Barn owls don't hoot like barred or great-horned owls. They scream and hiss. So two years ago, Sam was a bit edgy about loud, eerie screams emanating from pitch-dark nighttime skies. (Listen at www.allaboutbirds.org/guide/Barn_Owl/sounds.) When he finally saw the source, though, he recognized the owls. And he was excited.
Two years crawled by with no further sign of the owls. Then early this spring, Sam noticed activity--and heard the screams. While he protected the owls with secrecy, he felt understandably compelled to explain the midnight screams to neighbors, who in turn joined the protection plan.
Because barn owls are highly territorial, Sam provided privacy, fenced the area to keep out predators like raccoons and cats, and only occasionally peered inside. "No matter how quietly I approached," he recalls, "they were always looking directly at me when I reached the door."
Barn owls, like most owls, depend on their keen sense of hearing to find voles and mice. To feed a family, they need vast territories of pasture or hayfield. In fact, depending on habitat quality, tagged birds have claimed 750-1,800 acres as home.
Those nests are built by the female, larger and showier, more reddish and more spotted than her male counterpart. Inside the nest box, she collects her own regurgitated pellets, using her feet to shred and arrange the debris into a cup. Usually she lays four to seven eggs and incubates them for six weeks, depending on the male to bring her food. From fuzz to adult plumage takes about another 10 weeks, and adults continue to feed offspring three to five weeks after fledging.
While barn owls usually mate for life, and while barn owls tend to reuse nest boxes, research is unclear whether or not it's the same pair reusing the nest. Furthermore, youngsters can disperse hundreds of miles to find a mate and choose a territory--maybe at the expense of another less aggressive pair. Understandably, then, Sam is thrilled that two of his seven owls remain, perhaps choosing the nest box as their upcoming winter roost box.
Given suitable habitat, IDNR encourages everyone to mount an appropriately sized nest box for these endangered birds.
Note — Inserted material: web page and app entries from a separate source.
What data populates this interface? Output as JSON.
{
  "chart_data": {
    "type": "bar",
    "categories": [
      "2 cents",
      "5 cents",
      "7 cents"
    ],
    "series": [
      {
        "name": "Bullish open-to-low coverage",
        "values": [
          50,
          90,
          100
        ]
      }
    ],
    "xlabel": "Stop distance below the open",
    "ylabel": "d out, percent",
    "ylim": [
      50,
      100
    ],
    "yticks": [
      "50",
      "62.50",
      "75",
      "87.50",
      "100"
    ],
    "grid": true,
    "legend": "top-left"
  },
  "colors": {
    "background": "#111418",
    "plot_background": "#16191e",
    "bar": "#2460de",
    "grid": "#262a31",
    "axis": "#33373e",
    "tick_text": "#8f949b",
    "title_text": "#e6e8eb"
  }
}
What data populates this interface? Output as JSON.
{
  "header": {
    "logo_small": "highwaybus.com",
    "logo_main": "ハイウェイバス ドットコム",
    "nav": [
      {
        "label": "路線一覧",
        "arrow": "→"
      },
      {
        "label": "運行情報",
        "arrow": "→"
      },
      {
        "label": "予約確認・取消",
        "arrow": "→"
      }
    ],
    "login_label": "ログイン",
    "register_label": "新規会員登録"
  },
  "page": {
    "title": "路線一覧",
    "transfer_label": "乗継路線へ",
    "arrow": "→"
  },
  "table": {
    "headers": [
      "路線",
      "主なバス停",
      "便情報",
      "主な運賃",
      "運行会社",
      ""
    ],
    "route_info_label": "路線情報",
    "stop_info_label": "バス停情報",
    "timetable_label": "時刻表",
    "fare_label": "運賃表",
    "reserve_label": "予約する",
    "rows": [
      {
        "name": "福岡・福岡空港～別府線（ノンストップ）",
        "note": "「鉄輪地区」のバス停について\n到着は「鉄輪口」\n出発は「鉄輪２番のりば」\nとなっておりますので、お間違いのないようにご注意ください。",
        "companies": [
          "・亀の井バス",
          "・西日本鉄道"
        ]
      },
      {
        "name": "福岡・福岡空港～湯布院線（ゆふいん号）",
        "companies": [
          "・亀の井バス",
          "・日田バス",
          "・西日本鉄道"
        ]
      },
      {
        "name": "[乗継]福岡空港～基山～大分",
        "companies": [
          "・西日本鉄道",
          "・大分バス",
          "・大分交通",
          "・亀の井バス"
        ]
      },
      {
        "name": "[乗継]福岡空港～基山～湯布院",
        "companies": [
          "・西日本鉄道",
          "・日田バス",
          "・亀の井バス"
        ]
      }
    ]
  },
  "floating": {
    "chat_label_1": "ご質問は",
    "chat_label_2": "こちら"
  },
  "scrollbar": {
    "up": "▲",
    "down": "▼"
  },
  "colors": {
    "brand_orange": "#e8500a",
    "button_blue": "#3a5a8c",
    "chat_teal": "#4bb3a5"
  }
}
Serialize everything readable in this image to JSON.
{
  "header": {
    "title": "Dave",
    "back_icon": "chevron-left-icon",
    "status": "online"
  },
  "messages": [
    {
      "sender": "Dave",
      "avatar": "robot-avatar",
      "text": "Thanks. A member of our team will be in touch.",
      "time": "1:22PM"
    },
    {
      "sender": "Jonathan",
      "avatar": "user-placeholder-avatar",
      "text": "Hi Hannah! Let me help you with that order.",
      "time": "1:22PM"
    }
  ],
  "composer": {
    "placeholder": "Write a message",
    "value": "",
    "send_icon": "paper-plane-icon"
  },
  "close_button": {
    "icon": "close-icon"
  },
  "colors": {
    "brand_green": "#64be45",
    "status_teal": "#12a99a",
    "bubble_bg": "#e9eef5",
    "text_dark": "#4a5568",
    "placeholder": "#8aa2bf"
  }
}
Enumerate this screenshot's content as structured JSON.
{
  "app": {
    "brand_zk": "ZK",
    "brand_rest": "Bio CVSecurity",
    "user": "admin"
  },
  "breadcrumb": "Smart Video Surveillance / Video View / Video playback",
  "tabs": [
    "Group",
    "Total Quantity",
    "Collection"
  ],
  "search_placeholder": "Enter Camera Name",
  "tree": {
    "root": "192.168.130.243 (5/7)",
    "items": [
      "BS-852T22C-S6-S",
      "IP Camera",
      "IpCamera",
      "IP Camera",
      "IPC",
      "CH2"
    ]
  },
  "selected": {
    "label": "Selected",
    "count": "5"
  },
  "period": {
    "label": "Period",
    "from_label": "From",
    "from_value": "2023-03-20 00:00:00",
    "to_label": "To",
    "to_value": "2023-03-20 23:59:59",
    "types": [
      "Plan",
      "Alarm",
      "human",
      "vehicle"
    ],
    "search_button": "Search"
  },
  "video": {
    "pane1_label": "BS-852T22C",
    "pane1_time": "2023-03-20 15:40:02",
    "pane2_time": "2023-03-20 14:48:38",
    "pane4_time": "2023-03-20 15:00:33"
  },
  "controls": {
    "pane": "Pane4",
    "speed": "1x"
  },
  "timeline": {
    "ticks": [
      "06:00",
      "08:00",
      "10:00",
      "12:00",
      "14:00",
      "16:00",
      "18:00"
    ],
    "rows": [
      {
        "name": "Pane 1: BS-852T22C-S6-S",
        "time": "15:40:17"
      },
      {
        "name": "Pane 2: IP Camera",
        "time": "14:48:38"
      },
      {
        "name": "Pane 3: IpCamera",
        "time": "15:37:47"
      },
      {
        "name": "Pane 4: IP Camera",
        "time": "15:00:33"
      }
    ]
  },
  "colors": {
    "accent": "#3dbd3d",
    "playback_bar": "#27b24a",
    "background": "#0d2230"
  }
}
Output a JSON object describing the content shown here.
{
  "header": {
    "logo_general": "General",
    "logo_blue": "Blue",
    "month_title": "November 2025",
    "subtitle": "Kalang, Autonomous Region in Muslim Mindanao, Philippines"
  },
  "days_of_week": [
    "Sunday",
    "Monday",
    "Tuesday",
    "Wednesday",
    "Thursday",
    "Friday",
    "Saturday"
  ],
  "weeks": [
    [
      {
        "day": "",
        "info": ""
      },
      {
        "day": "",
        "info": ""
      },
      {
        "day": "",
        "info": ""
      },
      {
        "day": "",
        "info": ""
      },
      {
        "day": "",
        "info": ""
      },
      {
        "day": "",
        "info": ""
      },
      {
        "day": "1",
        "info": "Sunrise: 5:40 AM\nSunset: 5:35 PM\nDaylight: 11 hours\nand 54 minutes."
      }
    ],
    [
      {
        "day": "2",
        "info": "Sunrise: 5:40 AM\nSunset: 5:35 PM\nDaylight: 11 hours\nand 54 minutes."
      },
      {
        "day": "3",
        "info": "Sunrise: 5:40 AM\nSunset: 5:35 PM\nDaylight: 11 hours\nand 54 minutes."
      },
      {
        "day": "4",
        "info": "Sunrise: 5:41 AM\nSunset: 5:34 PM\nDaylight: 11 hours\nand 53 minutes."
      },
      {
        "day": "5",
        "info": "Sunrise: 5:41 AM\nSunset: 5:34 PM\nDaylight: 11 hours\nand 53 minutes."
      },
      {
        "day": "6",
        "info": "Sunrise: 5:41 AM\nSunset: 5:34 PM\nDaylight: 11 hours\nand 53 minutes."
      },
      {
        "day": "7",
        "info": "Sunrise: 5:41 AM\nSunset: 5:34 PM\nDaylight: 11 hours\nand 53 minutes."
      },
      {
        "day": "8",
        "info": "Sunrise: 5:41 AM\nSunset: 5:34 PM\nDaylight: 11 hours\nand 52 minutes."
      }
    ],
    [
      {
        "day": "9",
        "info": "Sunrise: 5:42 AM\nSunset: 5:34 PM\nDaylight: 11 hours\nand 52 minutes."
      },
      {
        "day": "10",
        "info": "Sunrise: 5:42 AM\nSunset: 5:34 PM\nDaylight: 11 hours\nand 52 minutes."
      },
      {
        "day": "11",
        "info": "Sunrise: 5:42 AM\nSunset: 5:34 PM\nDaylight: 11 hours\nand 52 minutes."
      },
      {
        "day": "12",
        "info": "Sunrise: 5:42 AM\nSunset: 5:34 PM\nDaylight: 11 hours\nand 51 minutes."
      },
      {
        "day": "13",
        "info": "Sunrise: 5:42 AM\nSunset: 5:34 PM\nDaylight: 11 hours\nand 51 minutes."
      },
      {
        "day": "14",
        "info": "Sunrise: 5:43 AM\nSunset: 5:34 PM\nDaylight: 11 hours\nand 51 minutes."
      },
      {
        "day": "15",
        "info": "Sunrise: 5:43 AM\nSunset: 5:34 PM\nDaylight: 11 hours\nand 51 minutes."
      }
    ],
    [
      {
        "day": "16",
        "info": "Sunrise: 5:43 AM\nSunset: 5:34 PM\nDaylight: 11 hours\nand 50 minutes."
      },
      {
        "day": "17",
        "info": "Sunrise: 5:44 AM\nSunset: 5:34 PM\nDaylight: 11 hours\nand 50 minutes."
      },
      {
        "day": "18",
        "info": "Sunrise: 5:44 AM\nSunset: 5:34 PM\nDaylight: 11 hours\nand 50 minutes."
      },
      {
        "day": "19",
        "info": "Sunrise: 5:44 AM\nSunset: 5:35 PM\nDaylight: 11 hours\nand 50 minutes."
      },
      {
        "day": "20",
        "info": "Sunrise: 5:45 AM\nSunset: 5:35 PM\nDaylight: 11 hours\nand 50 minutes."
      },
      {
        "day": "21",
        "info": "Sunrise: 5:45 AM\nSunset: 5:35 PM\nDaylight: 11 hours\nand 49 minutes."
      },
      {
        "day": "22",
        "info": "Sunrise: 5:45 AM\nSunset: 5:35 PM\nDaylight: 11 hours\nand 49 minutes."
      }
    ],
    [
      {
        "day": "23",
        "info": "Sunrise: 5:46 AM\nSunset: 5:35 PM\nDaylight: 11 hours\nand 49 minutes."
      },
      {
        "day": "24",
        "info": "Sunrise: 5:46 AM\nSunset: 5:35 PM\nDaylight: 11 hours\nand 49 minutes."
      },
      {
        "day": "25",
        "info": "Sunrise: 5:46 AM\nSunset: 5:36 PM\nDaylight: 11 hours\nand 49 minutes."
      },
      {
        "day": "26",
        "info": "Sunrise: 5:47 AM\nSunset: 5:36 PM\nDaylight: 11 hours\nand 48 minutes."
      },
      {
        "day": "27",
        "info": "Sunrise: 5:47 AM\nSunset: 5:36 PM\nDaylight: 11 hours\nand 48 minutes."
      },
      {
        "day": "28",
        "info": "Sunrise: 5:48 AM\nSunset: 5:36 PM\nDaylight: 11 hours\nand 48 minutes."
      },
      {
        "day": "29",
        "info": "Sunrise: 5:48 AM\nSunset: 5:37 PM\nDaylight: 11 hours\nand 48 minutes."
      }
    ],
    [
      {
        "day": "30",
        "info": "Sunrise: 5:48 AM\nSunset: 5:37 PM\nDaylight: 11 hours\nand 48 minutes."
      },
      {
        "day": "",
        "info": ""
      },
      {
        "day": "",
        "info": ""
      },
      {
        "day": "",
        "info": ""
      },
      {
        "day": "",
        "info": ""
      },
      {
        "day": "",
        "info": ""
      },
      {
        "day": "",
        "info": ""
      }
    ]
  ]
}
Construction plans, installation directions, and maintenance instructions are available online at www.in.gov/dnr/fishwild/3382.htm. And be sure to contact IDNR to report your success.